|Webber Iii, Charles|
|CHAVES-CORDOBA, BERNARDO - Washington State University|
Submitted to: Journal of Agricultural Science
Publication Type: Peer Reviewed Journal
Publication Acceptance Date: 12/20/2017
Publication Date: 1/15/2018
Citation: Boydston, R.A., Vaughn, S.F., Webber III, C.L., Chaves-Cordoba, B. 2018. Evaluating mustard seed meal for weed suppression in potato (Solanum tuberosum). Journal of Agricultural Science. 10(2):48-57. https://doi.org/10.5539/jas.v10n2p48.
Interpretive Summary: Producers of organically certified potatoes typically utilize a combination of nonchemical weed control methods such as cover crops, tillage, and cultivation to prevent weeds from reducing potato yield and harvest efficiency. Mustard seed meal (MSM) controlled weeds for several weeks following application to soil in several previous reports, but has not been tested in potato. This research evaluated the response of potatoes and weeds to MSM applied at several rates previously reported to control weeds. MSM applied at 2.2 and 4.5 MT ha-1 just after harrowing and prior to potato emergence reduced the number of early season weeds in potato and reduced late season broadleaf weeds in all three years tested. Little or no injury to potato was observed at the MSM rates tested and potato tuber yields and percentage of US No.1 tubers were not affected. MSM could be a component of an integrated weed management program in organic potato production.

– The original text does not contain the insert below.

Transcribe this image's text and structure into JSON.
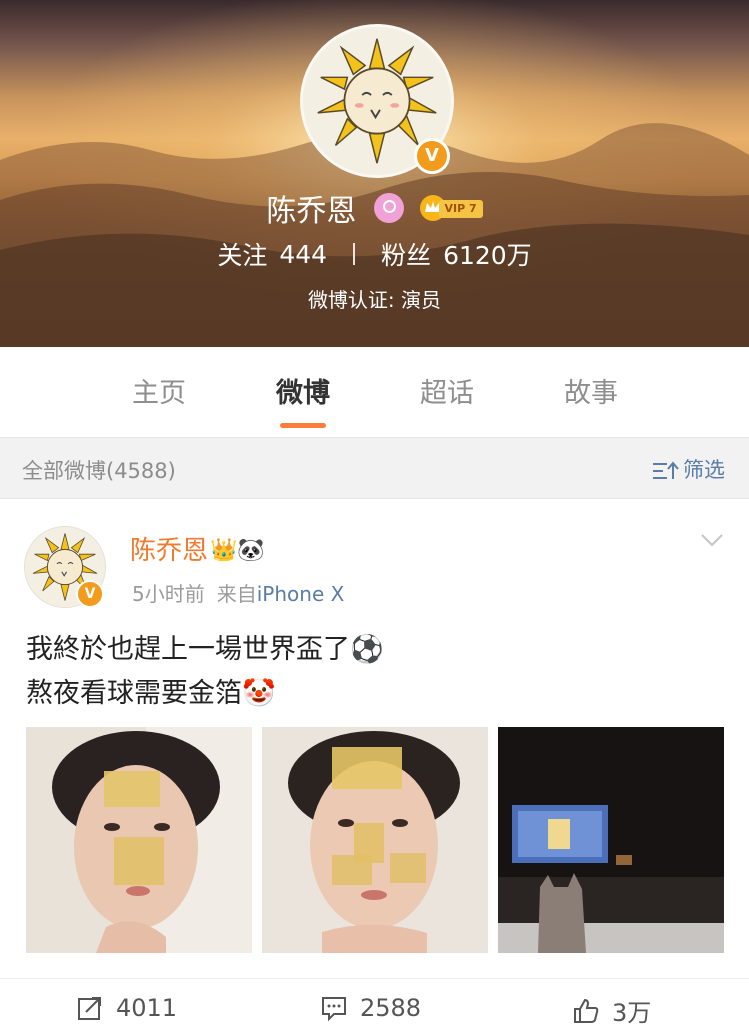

Technical Abstract: Mustard seed meal (MSM) derived from Sinapis alba controls weeds for several weeks following application to soil, but also has potential to injure the planted crop. Producers of certified organic potatoes typically utilize a combination of cover crops, soil hilling, harrowing, and cultivation for weed control. Once the potato canopy nears row closure, most late emerging weeds are suppressed by the dense potato canopy. MSM may have value for early season weed suppression in potato, but has not been previously tested. Our objectives were to determine the weed control efficacy and potato tolerance to MSM. We evaluated response of potatoes and weeds to MSM applied at 1.1, 2.2, and 4.5 MT ha-1 applied in a band on the potato hill just after a shallow harrowing and prior to potato emergence as part of an integrated weed management program in potatoes. MSM applied at 2.2 and 4.5 MT ha-1 reduced early season grass and broadleaf weed density 73 to 99% and 54 to 98%, respectively, in potato and reduced late season broadleaf weed biomass 71 to 94% in all three years tested. Early season grass weed density in potato was reduced by MSM at 2.2 and 4.5 MT ha-1. Late season grass weed biomass was reduced by the highest rate of 4.5 MT ha-1. MSM at 4.5 MT ha-1 caused minor injury to potato (3 to 15%) at 3 weeks after emergence, but did not reduce total tuber yields or percentage of US No.1 tubers. MSM could be a component of an integrated weed control program in potato.